- Iron-deficiency anaemia and physical performance in adolescent girls from different ethnic backgrounds ↩
- Effect of Iron Therapy on Behavior Performance in Nonanemic, Iron-Deficient Infants ↩
- Iron supplementation for unexplained fatigue in non-anaemic women: double blind randomised placebo controlled trial ↩
- Association between iron deficiency and blood lead level in a longitudinal analysis of children followed in an urban primary care clinic ↩
- See the study above entitled Iron-deficiency anaemia and physical performance in adolescent girls from different ethnic backgrounds ↩
- Low iron status and enhanced insulin sensitivity in lacto-ovo vegetarians ↩
- A Vegetarian Diet Rich in Soybean Products Compromises Iron Status in Young Students1 ↩
- Dietary intake and iron status of Australian vegetarian women ↩
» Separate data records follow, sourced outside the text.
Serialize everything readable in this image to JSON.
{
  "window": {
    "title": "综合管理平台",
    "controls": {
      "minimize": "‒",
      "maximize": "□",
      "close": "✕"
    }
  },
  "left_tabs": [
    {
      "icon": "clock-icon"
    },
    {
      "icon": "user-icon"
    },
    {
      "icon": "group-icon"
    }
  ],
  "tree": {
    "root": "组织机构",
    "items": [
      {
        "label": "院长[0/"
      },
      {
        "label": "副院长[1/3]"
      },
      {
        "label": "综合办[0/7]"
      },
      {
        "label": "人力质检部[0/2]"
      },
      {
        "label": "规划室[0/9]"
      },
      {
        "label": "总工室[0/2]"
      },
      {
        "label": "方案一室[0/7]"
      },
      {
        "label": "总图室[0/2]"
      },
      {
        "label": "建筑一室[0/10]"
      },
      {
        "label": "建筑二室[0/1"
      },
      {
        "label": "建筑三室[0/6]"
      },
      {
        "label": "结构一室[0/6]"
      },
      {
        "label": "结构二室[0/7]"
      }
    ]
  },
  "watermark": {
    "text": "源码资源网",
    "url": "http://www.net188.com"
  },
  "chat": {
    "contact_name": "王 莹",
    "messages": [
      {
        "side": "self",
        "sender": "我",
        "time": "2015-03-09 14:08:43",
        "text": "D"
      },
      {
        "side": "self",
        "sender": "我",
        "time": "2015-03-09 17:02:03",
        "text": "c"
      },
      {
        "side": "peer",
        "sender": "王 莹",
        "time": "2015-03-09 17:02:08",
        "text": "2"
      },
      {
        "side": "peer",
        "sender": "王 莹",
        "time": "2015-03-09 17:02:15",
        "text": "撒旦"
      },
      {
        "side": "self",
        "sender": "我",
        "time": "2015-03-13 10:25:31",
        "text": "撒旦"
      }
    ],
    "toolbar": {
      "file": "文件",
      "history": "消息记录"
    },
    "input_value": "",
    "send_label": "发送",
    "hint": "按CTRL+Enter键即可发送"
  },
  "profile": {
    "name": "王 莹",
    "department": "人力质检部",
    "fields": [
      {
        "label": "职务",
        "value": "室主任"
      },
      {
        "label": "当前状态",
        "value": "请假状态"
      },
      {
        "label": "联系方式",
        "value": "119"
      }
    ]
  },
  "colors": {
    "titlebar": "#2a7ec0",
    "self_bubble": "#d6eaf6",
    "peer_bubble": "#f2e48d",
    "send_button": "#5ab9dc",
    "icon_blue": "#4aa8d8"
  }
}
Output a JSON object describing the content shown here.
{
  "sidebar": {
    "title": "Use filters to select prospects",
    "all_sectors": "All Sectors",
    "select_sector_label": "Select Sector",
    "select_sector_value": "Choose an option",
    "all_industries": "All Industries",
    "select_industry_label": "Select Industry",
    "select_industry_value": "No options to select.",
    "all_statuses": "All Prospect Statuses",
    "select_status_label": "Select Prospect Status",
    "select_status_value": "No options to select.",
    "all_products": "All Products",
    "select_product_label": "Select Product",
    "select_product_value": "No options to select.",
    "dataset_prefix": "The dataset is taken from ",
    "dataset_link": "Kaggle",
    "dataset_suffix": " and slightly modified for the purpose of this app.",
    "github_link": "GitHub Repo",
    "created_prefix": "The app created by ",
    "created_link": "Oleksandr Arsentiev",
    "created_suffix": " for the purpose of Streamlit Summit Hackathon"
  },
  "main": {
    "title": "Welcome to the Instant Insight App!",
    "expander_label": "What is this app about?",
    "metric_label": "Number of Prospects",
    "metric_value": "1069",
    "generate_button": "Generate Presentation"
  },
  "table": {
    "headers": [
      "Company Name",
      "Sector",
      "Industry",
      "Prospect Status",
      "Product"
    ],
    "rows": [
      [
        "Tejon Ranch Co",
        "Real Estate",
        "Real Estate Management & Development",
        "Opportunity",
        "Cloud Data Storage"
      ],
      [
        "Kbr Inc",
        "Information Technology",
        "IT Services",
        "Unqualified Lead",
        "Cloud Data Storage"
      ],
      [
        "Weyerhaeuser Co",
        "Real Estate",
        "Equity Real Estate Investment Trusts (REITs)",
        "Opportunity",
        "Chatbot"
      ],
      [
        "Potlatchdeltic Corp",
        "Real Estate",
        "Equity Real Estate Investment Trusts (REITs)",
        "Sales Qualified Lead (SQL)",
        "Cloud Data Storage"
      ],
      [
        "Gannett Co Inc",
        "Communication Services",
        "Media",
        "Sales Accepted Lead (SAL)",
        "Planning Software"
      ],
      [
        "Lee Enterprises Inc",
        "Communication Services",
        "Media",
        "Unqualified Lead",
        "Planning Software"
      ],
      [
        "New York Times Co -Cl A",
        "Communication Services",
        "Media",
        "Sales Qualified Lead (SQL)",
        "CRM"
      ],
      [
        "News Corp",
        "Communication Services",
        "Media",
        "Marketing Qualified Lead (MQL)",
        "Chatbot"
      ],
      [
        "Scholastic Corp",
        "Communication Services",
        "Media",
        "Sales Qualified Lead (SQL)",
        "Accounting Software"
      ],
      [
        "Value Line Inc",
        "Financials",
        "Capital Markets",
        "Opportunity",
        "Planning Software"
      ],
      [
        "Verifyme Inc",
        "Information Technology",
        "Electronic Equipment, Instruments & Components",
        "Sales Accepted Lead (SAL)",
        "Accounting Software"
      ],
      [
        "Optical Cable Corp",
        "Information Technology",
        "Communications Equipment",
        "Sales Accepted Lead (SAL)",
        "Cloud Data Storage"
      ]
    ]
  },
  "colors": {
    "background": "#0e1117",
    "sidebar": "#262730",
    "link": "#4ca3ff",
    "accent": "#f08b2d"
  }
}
- see study above entitled Low iron status and enhanced insulin sensitivity in lacto-ovo vegetarians ↩